** Opening Record set block **
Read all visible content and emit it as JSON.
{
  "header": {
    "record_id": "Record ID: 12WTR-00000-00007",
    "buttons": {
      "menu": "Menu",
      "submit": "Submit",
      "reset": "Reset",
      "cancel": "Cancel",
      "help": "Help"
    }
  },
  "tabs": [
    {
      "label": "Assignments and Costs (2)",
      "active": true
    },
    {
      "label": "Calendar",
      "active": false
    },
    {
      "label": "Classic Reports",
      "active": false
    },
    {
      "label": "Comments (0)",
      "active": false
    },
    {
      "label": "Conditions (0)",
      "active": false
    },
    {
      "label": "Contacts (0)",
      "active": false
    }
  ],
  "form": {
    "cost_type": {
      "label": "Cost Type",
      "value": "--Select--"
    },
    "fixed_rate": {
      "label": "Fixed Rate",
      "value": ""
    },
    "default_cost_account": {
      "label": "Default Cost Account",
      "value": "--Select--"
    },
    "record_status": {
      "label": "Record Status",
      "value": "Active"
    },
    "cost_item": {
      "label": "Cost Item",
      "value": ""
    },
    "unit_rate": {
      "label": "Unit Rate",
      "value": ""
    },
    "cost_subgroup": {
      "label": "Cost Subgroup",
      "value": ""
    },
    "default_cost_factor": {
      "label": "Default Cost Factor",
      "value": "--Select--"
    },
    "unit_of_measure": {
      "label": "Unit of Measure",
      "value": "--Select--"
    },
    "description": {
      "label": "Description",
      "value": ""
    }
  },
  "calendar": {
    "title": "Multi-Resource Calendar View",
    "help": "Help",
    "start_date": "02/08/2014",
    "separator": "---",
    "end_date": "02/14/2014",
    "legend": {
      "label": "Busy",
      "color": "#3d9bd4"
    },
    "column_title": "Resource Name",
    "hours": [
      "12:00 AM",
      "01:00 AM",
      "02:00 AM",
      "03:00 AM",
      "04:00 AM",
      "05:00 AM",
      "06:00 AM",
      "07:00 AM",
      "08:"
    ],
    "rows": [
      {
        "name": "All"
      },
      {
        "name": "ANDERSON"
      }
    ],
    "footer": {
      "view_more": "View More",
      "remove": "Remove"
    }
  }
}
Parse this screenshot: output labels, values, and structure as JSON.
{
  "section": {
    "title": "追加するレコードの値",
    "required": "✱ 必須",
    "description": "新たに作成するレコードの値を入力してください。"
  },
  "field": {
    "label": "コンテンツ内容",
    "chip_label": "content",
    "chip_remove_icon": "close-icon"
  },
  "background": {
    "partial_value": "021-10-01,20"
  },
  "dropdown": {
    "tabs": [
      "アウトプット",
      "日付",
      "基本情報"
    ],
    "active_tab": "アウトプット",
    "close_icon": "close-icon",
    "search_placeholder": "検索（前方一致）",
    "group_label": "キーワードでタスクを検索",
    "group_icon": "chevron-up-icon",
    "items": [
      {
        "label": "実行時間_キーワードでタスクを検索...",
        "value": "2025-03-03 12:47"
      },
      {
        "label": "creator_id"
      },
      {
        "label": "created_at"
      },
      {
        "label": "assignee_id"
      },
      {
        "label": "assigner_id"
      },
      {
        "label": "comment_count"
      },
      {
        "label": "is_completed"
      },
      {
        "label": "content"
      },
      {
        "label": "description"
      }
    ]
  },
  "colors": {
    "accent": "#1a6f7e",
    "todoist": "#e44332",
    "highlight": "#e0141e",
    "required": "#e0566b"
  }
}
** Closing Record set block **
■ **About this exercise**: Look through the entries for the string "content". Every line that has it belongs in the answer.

■ **Reply**:
Read all visible content and emit it as JSON.
    "chip_label": "content",
        "label": "content"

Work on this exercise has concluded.